Another post in my Teaching my kids series – The Payout-Ratio
As frequent reader of my blog post you know that I’m writing some posts to try to educate my kids. I know they are still very young (6 and 8) but it is never too early to start. And they can read these blog posts later on in life 😉 (This is probably the case, because they don’t speak or read English very well at this moment – You got to love an understatement!).
This is another blog post to keep the “snowball of knowledge” rolling.
I think when you educate kids about money, they will benefit from it for the rest of their lives. Or as the saying goes: “What is learned in the cradle is carried to the tomb”. And to educate your kid is your responsibility as a parent.
This blog post is a post for my kids when they are a little bit older. I did not talk to my kids about this subject (yet).
Before I purchase a stock I do a lot of research and data mining. I try to do this systematic and in the same manner for every stock. So every time I buy a new company I’ll use my Pollie-Code to screen the stock. The Pollie-Code is my basic stock screener to help identify undervalued dividend growth stocks. In my experience it is very helpful to have a consistent code to apply to all stocks. Once a stock passes The Pollie-Code, I’m getting excited and start some further digging/analysis and maybe buy the stock.
One of the metrics of my Pollie-Code is the Payout-Ratio. In this post I’ll write down my vision on the Payout-Ratio.
The payout ratio is a very useful metric for evaluating a dividend-paying stock. The calculation is very simple: It’s the proportion of a company’s earnings paid out as dividends.
Payout-Ratio = Annualized dividend per share/ Current calendar year EPS
The payout ratio can tell you a lot about a company’s ability to continue paying and possibly grow its dividend.

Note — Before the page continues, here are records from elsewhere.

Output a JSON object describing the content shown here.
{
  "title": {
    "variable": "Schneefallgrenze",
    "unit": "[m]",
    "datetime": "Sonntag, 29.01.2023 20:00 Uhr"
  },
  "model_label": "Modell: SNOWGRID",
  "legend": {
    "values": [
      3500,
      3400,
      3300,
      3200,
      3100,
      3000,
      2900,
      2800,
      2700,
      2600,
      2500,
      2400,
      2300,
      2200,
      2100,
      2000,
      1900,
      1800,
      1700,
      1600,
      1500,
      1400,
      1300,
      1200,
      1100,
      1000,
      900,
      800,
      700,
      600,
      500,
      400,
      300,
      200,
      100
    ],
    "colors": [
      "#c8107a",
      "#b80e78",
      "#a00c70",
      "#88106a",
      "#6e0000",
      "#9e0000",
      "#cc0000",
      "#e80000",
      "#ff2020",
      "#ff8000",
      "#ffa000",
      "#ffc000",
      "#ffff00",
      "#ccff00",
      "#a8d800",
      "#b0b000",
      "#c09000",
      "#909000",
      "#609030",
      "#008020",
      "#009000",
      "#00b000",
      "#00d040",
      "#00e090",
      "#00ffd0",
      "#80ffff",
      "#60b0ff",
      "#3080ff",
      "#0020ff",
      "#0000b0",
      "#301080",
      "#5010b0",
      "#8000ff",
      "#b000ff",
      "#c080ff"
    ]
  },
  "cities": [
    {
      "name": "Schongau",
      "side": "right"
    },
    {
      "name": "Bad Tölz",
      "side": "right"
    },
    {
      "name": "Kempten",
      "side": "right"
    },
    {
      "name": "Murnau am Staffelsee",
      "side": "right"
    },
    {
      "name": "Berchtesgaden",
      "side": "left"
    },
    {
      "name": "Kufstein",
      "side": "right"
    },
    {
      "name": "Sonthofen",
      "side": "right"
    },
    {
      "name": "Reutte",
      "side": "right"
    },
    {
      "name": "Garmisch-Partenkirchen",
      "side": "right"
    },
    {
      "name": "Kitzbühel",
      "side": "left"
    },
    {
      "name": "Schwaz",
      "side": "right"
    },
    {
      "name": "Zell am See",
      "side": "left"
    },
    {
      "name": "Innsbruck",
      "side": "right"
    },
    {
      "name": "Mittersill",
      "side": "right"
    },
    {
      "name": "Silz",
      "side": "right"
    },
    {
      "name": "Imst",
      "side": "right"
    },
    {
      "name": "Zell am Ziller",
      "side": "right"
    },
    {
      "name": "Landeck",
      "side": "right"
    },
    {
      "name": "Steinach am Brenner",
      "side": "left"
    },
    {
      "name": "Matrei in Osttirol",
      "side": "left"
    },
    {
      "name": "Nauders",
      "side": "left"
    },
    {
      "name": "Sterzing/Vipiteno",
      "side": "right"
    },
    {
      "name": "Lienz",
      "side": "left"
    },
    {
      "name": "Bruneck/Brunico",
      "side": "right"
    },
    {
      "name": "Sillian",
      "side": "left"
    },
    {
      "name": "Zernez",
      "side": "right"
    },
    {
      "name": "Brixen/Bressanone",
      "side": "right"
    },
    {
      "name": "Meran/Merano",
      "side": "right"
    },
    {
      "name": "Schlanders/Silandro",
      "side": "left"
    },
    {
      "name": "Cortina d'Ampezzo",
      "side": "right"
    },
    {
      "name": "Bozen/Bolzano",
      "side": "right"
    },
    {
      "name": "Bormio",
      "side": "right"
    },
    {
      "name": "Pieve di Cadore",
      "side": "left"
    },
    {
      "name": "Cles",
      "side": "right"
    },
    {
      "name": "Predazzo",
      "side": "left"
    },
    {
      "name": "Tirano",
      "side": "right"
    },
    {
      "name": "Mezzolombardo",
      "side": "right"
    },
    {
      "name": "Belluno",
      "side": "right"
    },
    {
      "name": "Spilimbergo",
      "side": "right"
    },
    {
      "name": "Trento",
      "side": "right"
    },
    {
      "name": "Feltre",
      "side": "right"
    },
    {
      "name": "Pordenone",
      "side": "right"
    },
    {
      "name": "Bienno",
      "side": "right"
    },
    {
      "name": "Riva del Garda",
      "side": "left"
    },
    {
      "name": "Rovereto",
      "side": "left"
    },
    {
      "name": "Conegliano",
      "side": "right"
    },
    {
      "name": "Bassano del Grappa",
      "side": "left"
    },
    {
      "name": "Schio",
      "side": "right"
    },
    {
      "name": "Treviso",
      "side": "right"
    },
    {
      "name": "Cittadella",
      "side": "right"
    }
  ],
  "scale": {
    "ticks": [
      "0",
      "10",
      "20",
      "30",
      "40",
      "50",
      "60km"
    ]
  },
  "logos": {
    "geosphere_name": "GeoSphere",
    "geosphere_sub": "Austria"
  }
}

And you can find all different kind of payout-ratios. If we look at dividend growth stocks I distinguish four categories:
I consider a payout-ratio below 40% as a nice ratio. These stocks normally haven’t paid dividend for a long time or just started to. A nice example is Apple ($APPL). These can, if they continue to pay out and raise their dividends, be the future Dividend Aristocrats.
I consider a range of 35% to 55% as a healthy ratio. You can say that these kinds of companies are well established. Besides paying dividend they also reinvest half of their earnings for growth. And that is what I like to see, because I want my dividend to grow every year. These stocks are in my opinion good stocks for DGI’s.
Payout ratios that are between 55% to 75% I consider them as still okay but need some extra attention. When a company is expected to distribute more than half of its earnings as dividends, they have less money to reinvest for earning growth. So the risk of cutting the dividend is a little bit higher.
A payout ratio higher that 75% is in my opinion too high. For a company to maintain these kinds of dividends they have to work very hard. And as a DGI, I want growth in my dividend, so a company also has to grow their earnings. This together is very hard. And therefore the risk of the company cutting its dividend is high. That is something I do not want!
As a Dividend Growth Investor I always prefer healthy payout ratios over too high payout ratios (Duh..). And as mentioned above, a too high ratio may be attractive in the short term, but they may not last. So be careful with these kinds of companies.
I think that the payout ratio is a very useful tool and an important metric in the Pollie-Code. But is not the only metric in the decision-making.
This is my fourteenth blog post about teaching my kids. I hope my kids at the age of say 18, have all the financial knowledge I’m having right now. This would be a huge advantage for them! And that’s why I started these blog post series.
What do you tell your kids about money and investing? And do you have a suggestion about a new addition to this series? I like to hear from you!
Help me get the “snowball of knowledge” rolling and share this post.